If you know your Bible history, then you are aware that the ancient kingdom of Israel became divided shortly after the death of King Solomon. It would be easy for us to surmise that his son, Rehoboam, failed at preserving the kingdom that his grandfather, David, had established, and that his father, Solomon, had expanded. But a closer look shows that Solomon actually set the eventual division of Israel into motion. An excellent publication by Liberty University faculty member, Wayne Brindle, educated me on all the issues that led to the dissolution of the kingdom of Israel. And I will endeavor to present a condensed argument that our own nation is in serious jeopardy of making the same mistakes. [You can download the presentation in its entirety by clicking here].
The immediate image of the Kingdom of Israel under Solomon's reign is that it was idyllic - a time of peace and prosperity.
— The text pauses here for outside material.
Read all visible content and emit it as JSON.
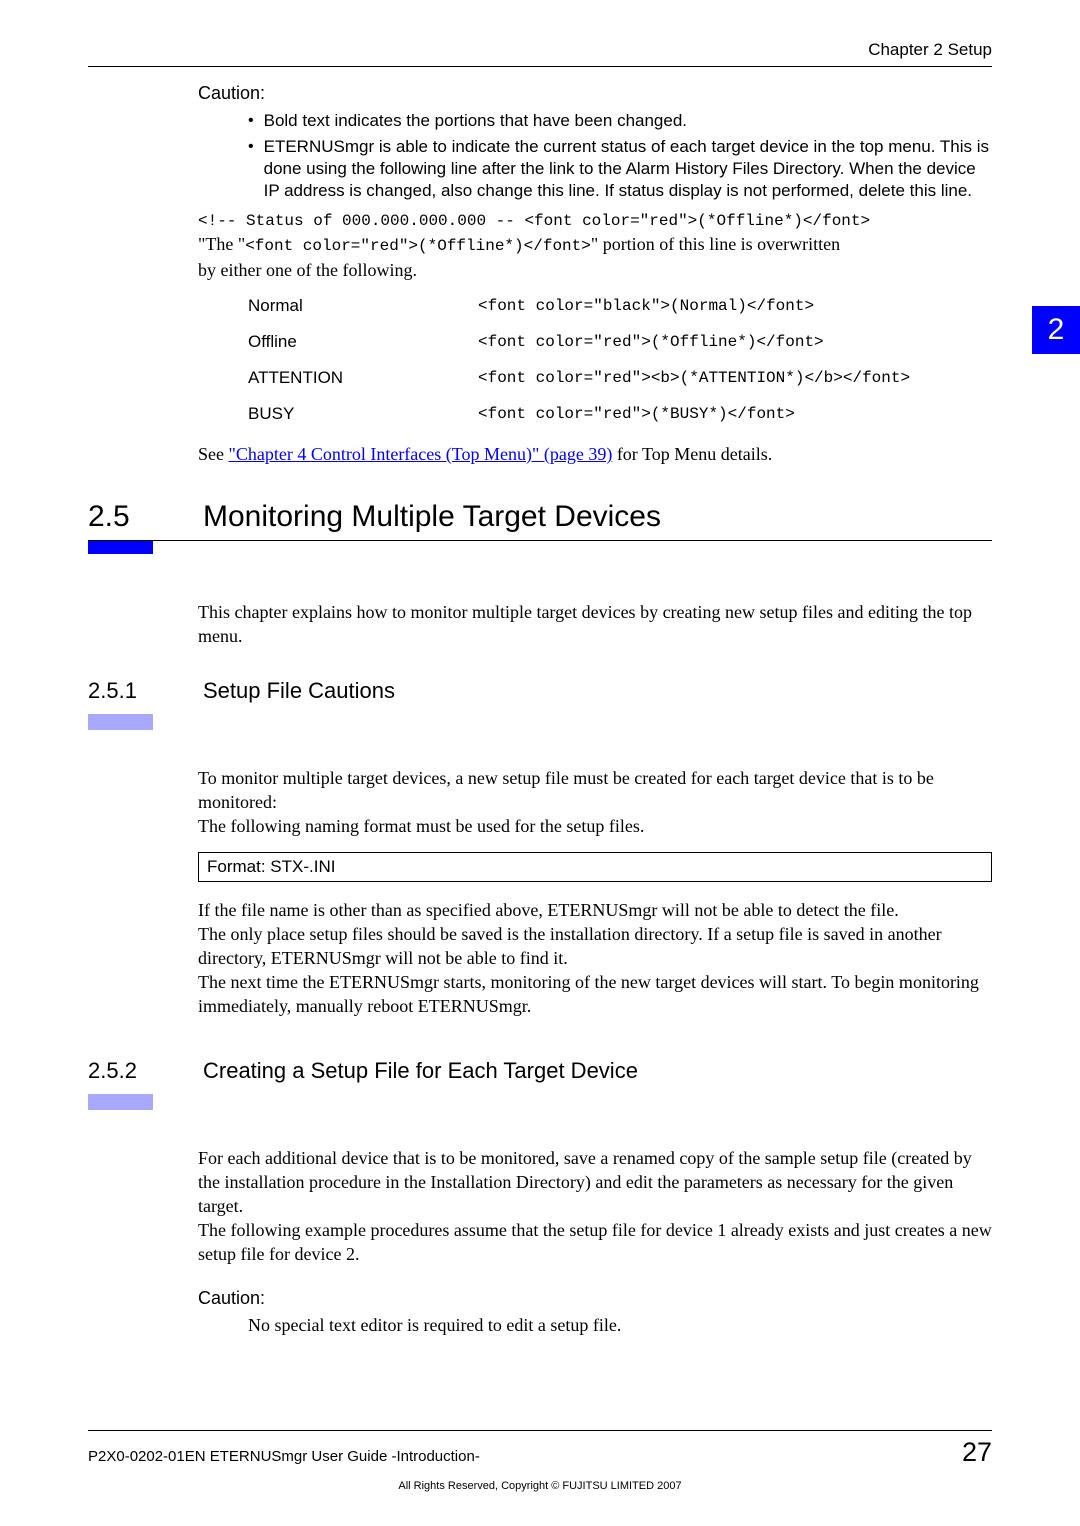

He built a Temple to God that was beyond compare. It is described in the Bible as having walls that were lined with cedar, on which were carved figures of cherubim, palm trees, and open flowers, which were overlaid with gold (1 Kings 6:29-30). Chains of gold further marked it off from the Holy of Holies. The floor of the Temple was of fir overlaid with gold. You get the picture, right?
His accomplishments were known around the world, and he was sought after for his wealth of wisdom. Even the Queen of Sheba traveled for a state visit with King Solomon. He forged alliances with powerful nations and spent lots of money on fortifying the cities of his growing empire. And that required a standing army, with thousands of horses and horsemen -- all of which required enormous amounts of food and provisions. He developed comprehensive programs and built not only the glorious Temple of gold, but his own palace and other magnificent structures that befitted his status. All this at the expense of the twelve tribes of Israel, who made up the citizenry. So, how did he finance all these expenditures? The primary source was taxation, of course!
But it seems that Solomon played favorites; the taxation was not spread evenly among the different tribes. In fact, if you read 1 Kings, Chapter 4, you will get an idea of how much it would cost to support Solomon's lifestyle. You will also discover that every tribe but Judah is called upon to foot the bill. Solomon was a member of that tribe and apparently he was not a proponent of economic equality. And his partiality towards the region of Judah found him taxing the northern regions of the kingdom more in order to build defenses for the southern part of the kingdom, where Judah existed. For all his wisdom and resourcefulness, [upon his death in 931 B.C.], he left his son, Rehoboam, with a diminished treasury and a "ripe for revolt" constituency in the northern part of the kingdom. Sound familiar? In the next post we will take a look at how this plays out for the troubled kingdom, and how the effects of Solomon's apostasy against the Lord results in judgment. Are we due for a similar fate?
Proverbs 29:2 When the righteous increase, the people rejoice, but when the wicked rule, the people groan.